◆ **TASK GOAL**
An exact, complete copy of the data that follows is needed.

Website and app data records:

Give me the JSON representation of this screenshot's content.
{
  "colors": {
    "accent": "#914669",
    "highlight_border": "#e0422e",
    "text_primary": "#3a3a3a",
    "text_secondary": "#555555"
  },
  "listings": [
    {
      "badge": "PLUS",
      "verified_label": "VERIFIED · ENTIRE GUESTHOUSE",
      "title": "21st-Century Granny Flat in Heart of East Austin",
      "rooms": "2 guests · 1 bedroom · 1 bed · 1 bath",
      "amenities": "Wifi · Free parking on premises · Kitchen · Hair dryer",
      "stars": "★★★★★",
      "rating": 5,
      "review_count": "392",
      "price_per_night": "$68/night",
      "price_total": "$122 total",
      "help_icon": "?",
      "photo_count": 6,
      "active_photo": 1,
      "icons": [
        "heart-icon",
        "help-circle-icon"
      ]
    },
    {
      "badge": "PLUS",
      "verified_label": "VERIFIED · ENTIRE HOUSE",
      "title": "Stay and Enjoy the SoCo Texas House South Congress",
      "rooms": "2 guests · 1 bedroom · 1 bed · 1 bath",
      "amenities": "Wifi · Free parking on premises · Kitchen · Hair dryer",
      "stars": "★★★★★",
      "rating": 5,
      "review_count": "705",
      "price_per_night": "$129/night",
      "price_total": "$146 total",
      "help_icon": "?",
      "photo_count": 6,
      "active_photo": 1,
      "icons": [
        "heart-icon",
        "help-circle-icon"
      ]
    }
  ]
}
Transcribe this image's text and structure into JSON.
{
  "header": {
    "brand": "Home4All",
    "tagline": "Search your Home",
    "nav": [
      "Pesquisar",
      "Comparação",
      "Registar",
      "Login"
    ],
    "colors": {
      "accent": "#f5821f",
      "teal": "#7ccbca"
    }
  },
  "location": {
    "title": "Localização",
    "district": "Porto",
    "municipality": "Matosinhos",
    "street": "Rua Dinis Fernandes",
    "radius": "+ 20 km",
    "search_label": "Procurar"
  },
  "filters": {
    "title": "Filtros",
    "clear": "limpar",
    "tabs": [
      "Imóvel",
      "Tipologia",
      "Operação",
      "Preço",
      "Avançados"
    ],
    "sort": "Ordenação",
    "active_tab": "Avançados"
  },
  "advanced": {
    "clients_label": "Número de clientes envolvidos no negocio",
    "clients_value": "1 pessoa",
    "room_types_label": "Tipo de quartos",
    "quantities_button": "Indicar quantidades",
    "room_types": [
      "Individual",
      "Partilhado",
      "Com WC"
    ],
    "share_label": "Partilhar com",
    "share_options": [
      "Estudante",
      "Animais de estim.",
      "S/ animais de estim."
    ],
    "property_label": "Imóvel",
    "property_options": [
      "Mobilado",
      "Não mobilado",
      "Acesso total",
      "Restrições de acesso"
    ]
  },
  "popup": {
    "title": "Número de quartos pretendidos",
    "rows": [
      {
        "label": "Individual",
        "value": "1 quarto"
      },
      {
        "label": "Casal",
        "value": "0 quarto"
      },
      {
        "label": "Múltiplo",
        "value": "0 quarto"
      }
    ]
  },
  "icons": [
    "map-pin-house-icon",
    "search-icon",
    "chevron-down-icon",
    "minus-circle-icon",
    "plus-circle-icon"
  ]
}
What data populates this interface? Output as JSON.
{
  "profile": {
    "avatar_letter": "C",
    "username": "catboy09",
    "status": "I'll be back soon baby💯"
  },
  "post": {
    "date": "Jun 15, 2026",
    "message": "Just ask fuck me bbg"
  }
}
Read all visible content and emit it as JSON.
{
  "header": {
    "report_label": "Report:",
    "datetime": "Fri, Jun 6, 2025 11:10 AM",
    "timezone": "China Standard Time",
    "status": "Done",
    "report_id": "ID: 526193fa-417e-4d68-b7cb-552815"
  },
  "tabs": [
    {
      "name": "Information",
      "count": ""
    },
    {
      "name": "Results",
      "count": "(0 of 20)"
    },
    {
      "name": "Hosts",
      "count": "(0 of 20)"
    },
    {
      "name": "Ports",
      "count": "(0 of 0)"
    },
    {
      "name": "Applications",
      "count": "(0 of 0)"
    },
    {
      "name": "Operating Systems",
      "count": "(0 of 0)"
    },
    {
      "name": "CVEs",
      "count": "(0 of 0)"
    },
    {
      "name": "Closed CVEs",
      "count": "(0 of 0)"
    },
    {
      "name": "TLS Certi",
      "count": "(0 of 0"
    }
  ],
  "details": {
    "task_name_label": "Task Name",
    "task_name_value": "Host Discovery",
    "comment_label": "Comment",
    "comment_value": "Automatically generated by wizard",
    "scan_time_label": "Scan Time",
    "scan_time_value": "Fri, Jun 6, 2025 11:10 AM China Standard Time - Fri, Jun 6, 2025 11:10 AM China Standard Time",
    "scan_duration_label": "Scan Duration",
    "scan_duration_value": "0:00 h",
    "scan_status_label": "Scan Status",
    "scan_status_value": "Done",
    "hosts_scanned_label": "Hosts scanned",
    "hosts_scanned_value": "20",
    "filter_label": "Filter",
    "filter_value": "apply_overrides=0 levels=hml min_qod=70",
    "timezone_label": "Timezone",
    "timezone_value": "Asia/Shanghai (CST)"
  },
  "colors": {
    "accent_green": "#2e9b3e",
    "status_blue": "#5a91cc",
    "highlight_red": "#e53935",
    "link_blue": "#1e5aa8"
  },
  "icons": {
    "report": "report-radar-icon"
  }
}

◆ **TASK SOLUTION**
Give me the JSON representation of this screenshot's content.
{
  "colors": {
    "accent": "#914669",
    "highlight_border": "#e0422e",
    "text_primary": "#3a3a3a",
    "text_secondary": "#555555"
  },
  "listings": [
    {
      "badge": "PLUS",
      "verified_label": "VERIFIED · ENTIRE GUESTHOUSE",
      "title": "21st-Century Granny Flat in Heart of East Austin",
      "rooms": "2 guests · 1 bedroom · 1 bed · 1 bath",
      "amenities": "Wifi · Free parking on premises · Kitchen · Hair dryer",
      "stars": "★★★★★",
      "rating": 5,
      "review_count": "392",
      "price_per_night": "$68/night",
      "price_total": "$122 total",
      "help_icon": "?",
      "photo_count": 6,
      "active_photo": 1,
      "icons": [
        "heart-icon",
        "help-circle-icon"
      ]
    },
    {
      "badge": "PLUS",
      "verified_label": "VERIFIED · ENTIRE HOUSE",
      "title": "Stay and Enjoy the SoCo Texas House South Congress",
      "rooms": "2 guests · 1 bedroom · 1 bed · 1 bath",
      "amenities": "Wifi · Free parking on premises · Kitchen · Hair dryer",
      "stars": "★★★★★",
      "rating": 5,
      "review_count": "705",
      "price_per_night": "$129/night",
      "price_total": "$146 total",
      "help_icon": "?",
      "photo_count": 6,
      "active_photo": 1,
      "icons": [
        "heart-icon",
        "help-circle-icon"
      ]
    }
  ]
}
Transcribe this image's text and structure into JSON.
{
  "header": {
    "brand": "Home4All",
    "tagline": "Search your Home",
    "nav": [
      "Pesquisar",
      "Comparação",
      "Registar",
      "Login"
    ],
    "colors": {
      "accent": "#f5821f",
      "teal": "#7ccbca"
    }
  },
  "location": {
    "title": "Localização",
    "district": "Porto",
    "municipality": "Matosinhos",
    "street": "Rua Dinis Fernandes",
    "radius": "+ 20 km",
    "search_label": "Procurar"
  },
  "filters": {
    "title": "Filtros",
    "clear": "limpar",
    "tabs": [
      "Imóvel",
      "Tipologia",
      "Operação",
      "Preço",
      "Avançados"
    ],
    "sort": "Ordenação",
    "active_tab": "Avançados"
  },
  "advanced": {
    "clients_label": "Número de clientes envolvidos no negocio",
    "clients_value": "1 pessoa",
    "room_types_label": "Tipo de quartos",
    "quantities_button": "Indicar quantidades",
    "room_types": [
      "Individual",
      "Partilhado",
      "Com WC"
    ],
    "share_label": "Partilhar com",
    "share_options": [
      "Estudante",
      "Animais de estim.",
      "S/ animais de estim."
    ],
    "property_label": "Imóvel",
    "property_options": [
      "Mobilado",
      "Não mobilado",
      "Acesso total",
      "Restrições de acesso"
    ]
  },
  "popup": {
    "title": "Número de quartos pretendidos",
    "rows": [
      {
        "label": "Individual",
        "value": "1 quarto"
      },
      {
        "label": "Casal",
        "value": "0 quarto"
      },
      {
        "label": "Múltiplo",
        "value": "0 quarto"
      }
    ]
  },
  "icons": [
    "map-pin-house-icon",
    "search-icon",
    "chevron-down-icon",
    "minus-circle-icon",
    "plus-circle-icon"
  ]
}
What data populates this interface? Output as JSON.
{
  "profile": {
    "avatar_letter": "C",
    "username": "catboy09",
    "status": "I'll be back soon baby💯"
  },
  "post": {
    "date": "Jun 15, 2026",
    "message": "Just ask fuck me bbg"
  }
}
Read all visible content and emit it as JSON.
{
  "header": {
    "report_label": "Report:",
    "datetime": "Fri, Jun 6, 2025 11:10 AM",
    "timezone": "China Standard Time",
    "status": "Done",
    "report_id": "ID: 526193fa-417e-4d68-b7cb-552815"
  },
  "tabs": [
    {
      "name": "Information",
      "count": ""
    },
    {
      "name": "Results",
      "count": "(0 of 20)"
    },
    {
      "name": "Hosts",
      "count": "(0 of 20)"
    },
    {
      "name": "Ports",
      "count": "(0 of 0)"
    },
    {
      "name": "Applications",
      "count": "(0 of 0)"
    },
    {
      "name": "Operating Systems",
      "count": "(0 of 0)"
    },
    {
      "name": "CVEs",
      "count": "(0 of 0)"
    },
    {
      "name": "Closed CVEs",
      "count": "(0 of 0)"
    },
    {
      "name": "TLS Certi",
      "count": "(0 of 0"
    }
  ],
  "details": {
    "task_name_label": "Task Name",
    "task_name_value": "Host Discovery",
    "comment_label": "Comment",
    "comment_value": "Automatically generated by wizard",
    "scan_time_label": "Scan Time",
    "scan_time_value": "Fri, Jun 6, 2025 11:10 AM China Standard Time - Fri, Jun 6, 2025 11:10 AM China Standard Time",
    "scan_duration_label": "Scan Duration",
    "scan_duration_value": "0:00 h",
    "scan_status_label": "Scan Status",
    "scan_status_value": "Done",
    "hosts_scanned_label": "Hosts scanned",
    "hosts_scanned_value": "20",
    "filter_label": "Filter",
    "filter_value": "apply_overrides=0 levels=hml min_qod=70",
    "timezone_label": "Timezone",
    "timezone_value": "Asia/Shanghai (CST)"
  },
  "colors": {
    "accent_green": "#2e9b3e",
    "status_blue": "#5a91cc",
    "highlight_red": "#e53935",
    "link_blue": "#1e5aa8"
  },
  "icons": {
    "report": "report-radar-icon"
  }
}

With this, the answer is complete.